What happened

The stock market was sharply lower Thursday morning, continuing the week's downtrend. As of 9:45 a.m. EDT, the Dow Jones Industrial Average and S&P 500 benchmark indices were lower by 3% and 2.5%, respectively.

The financial sector was getting hit especially hard. All of the largest U.S. banks were down sharply. Bank of America (NYSE:BAC) was the best performing of the big banks, down by 4.3% on the day. Wells Fargo (NYSE:WFC), JPMorgan Chase (NYSE:JPM), Citigroup (NYSE:C), and U.S. Bancorp (NYSE:USB) were all lower by 5% or more.

Bank sign on exterior of a building.

Image Source: Getty Images.

So what

There are a few big reasons banks are getting clobbered today.

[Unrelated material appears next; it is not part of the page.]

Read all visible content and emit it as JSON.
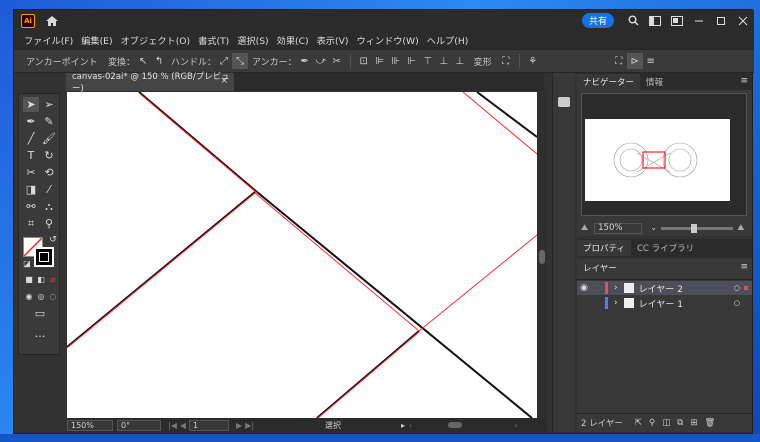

For one thing, banks were some of the best-performing stocks in the May stock market rally, so some of the recent declines could be from investors taking profits.

However, most of today's decline is likely due to two things: first, fears that a second wave of coronavirus infections will devastate the U.S. economy, and second, the Federal Reserve's economic projections.

First, as states reopen, we have started to see a rise in COVID-19 cases, particularly in early-opening states. Texas, for example, has seen record numbers of hospitalized COVID-19 patients for three consecutive days. South Carolina -- also one of the first to reopen -- has reported its highest infection numbers of the pandemic over the past week or so. There have been troubling increases even in some states that have been more conservative about reopening, like California.

The point is that the economic fallout from a bad second wave could be devastating for banks. If states are forced to close businesses again, for example, it could cause a spike in loan defaults.

The other reason banks are falling is the dovish outlook the Federal Reserve released yesterday. To be clear, the economic forecast was quite strong, calling for unemployment to fall below double digits by the end of the year and for 5% GDP growth in 2021. The problem is that the FOMC also projects that interest rates will stay near zero until at least the end of 2022. Since the primary function of banks is to loan money and profit from the interest, it's easy to see why a prolonged low-rate environment isn't the best for the banking industry. Plus, the Fed's willingness to be so accommodating with monetary policy might indicate that we're earlier in the economic recovery than we may have thought.

Now what

Bank stocks have been on quite a roller-coaster ride throughout the pandemic. In most cases, when we've seen positive news related to the reopening of the economy or the virus itself, banks have been a top-performing part of the market. Conversely, we've seen banks get disproportionately beaten down when bad news comes out. We're seeing a bit of the latter today, magnified by the Fed's low-rate outlook.

This article represents the opinion of the writer, who may disagree with the “official” recommendation position of a Motley Fool premium advisory service. We’re motley! Questioning an investing thesis -- even one of our own -- helps us all think critically about investing and make decisions that help us become smarter, happier, and richer.